NASAL ALLERGY

An abnormal reaction of the nasal tissues to certain allergens, which tends to start in childhood. Vasomotor
rhinitis starts in the 20s and 30s.

Causes

Predisposing

  • Hereditary: Family history of similar or allied complaints
  • Infections may alter tissue permeability
  • Psychological and emotional factors in vasomotor rhinitis

Precipitating

  • Changes in humidity and temperature
  • Dust mite, infections
  • Certain foods; drugs, e.g. acetylsalicylic acid
  • Alcohol, aerosols, fumes

Clinical features

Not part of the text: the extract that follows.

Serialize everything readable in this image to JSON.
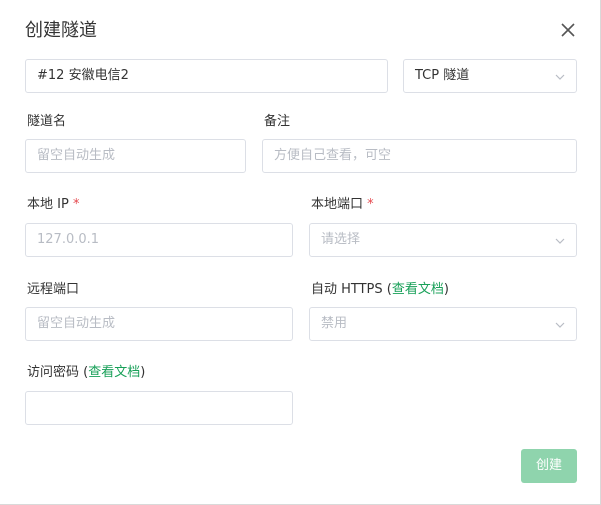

  • Often present in school age children
  • Sometimes preceded or followed by eczema or asthma. Less common in persons >50 years old
  • Paroxysmal sneezing
  • Profuse watery nasal discharge
  • Nasal obstruction, variable in intensity and may alternate from side to side
  • Postnasal drip (mucus dripping to the back of the nose)

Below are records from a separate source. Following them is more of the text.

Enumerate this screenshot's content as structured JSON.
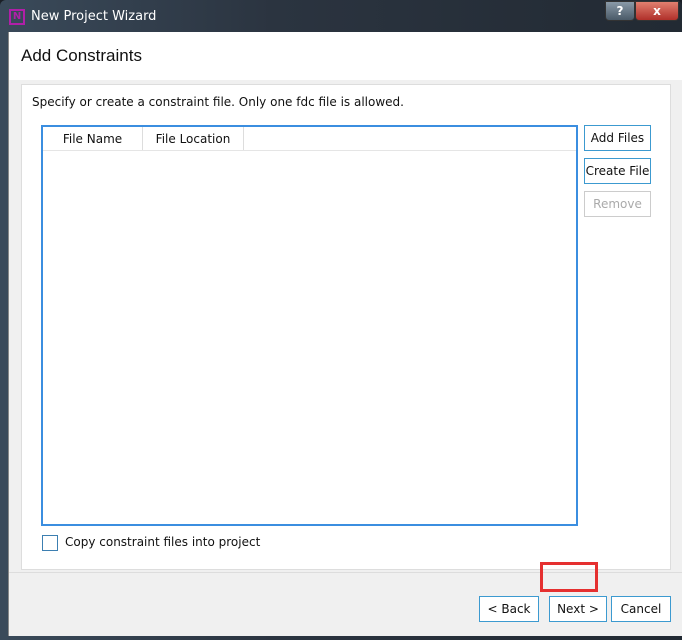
{
  "window": {
    "title": "New Project Wizard",
    "help": "?",
    "close": "x",
    "logo": "N"
  },
  "page": {
    "title": "Add Constraints",
    "instruction": "Specify or create a constraint file. Only one fdc file is allowed."
  },
  "table": {
    "columns": [
      "File Name",
      "File Location"
    ],
    "rows": []
  },
  "side_buttons": {
    "add": "Add Files",
    "create": "Create File",
    "remove": "Remove"
  },
  "checkbox": {
    "label": "Copy constraint files into project",
    "checked": false
  },
  "footer": {
    "back": "< Back",
    "next": "Next >",
    "cancel": "Cancel"
  }
}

Investigation

  • Careful history is most important
  • Large turbinates on examining the nose

Differential diagnosis

  • Nasal infection
  • Foreign body
  • Adenoids (in children)

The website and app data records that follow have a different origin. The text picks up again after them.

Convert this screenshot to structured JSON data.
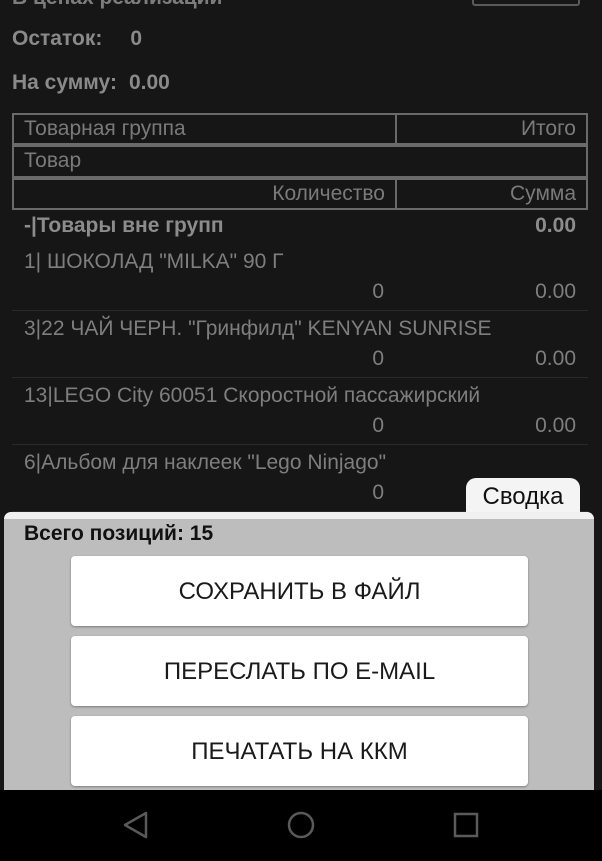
{
  "header": {
    "cut_title": "В ценах реализации"
  },
  "info": {
    "rest_label": "Остаток:",
    "rest_value": "0",
    "sum_label": "На сумму:",
    "sum_value": "0.00"
  },
  "table_header": {
    "group": "Товарная группа",
    "total": "Итого",
    "product": "Товар",
    "quantity": "Количество",
    "sum": "Сумма"
  },
  "group_row": {
    "name": "-|Товары вне групп",
    "amount": "0.00"
  },
  "rows": [
    {
      "name": "1| ШОКОЛАД \"MILKA\"  90 Г",
      "qty": "0",
      "amount": "0.00"
    },
    {
      "name": "3|22 ЧАЙ ЧЕРН. \"Гринфилд\" KENYAN SUNRISE",
      "qty": "0",
      "amount": "0.00"
    },
    {
      "name": "13|LEGO City 60051 Скоростной пассажирский",
      "qty": "0",
      "amount": "0.00"
    },
    {
      "name": "6|Альбом для наклеек \"Lego Ninjago\"",
      "qty": "0",
      "amount": ""
    }
  ],
  "summary_tab": {
    "label": "Сводка"
  },
  "sheet": {
    "title": "Всего позиций: 15",
    "save_label": "СОХРАНИТЬ В ФАЙЛ",
    "email_label": "ПЕРЕСЛАТЬ ПО E-MAIL",
    "print_label": "ПЕЧАТАТЬ НА ККМ"
  },
  "navbar": {
    "icons": [
      "back-icon",
      "home-icon",
      "recents-icon"
    ]
  },
  "colors": {
    "background": "#161616",
    "sheet": "#bdbdbd",
    "button": "#ffffff"
  }
}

MANAGEMENT

  • Avoid precipitating factors (most important)
  • Reassure the patient
  • Antihistamines, e.g. Chlorphenamine 4 mg every 12 hours for up to 21 days, then as required
    thereafter if it recurs
  • Nasal decongestants, e.g. Pseudoephedrine or xylometazoline
  • Surgery may be required if there is obstruction of the nose
Caution
  • Do NOT use vasoconstrictor nasal drops, e.g. Pseudoephedrine and Xylometazoline for >7 days or
    repeatedly, since they can cause rebound congestion and alter the nasal environment making structures
    hardened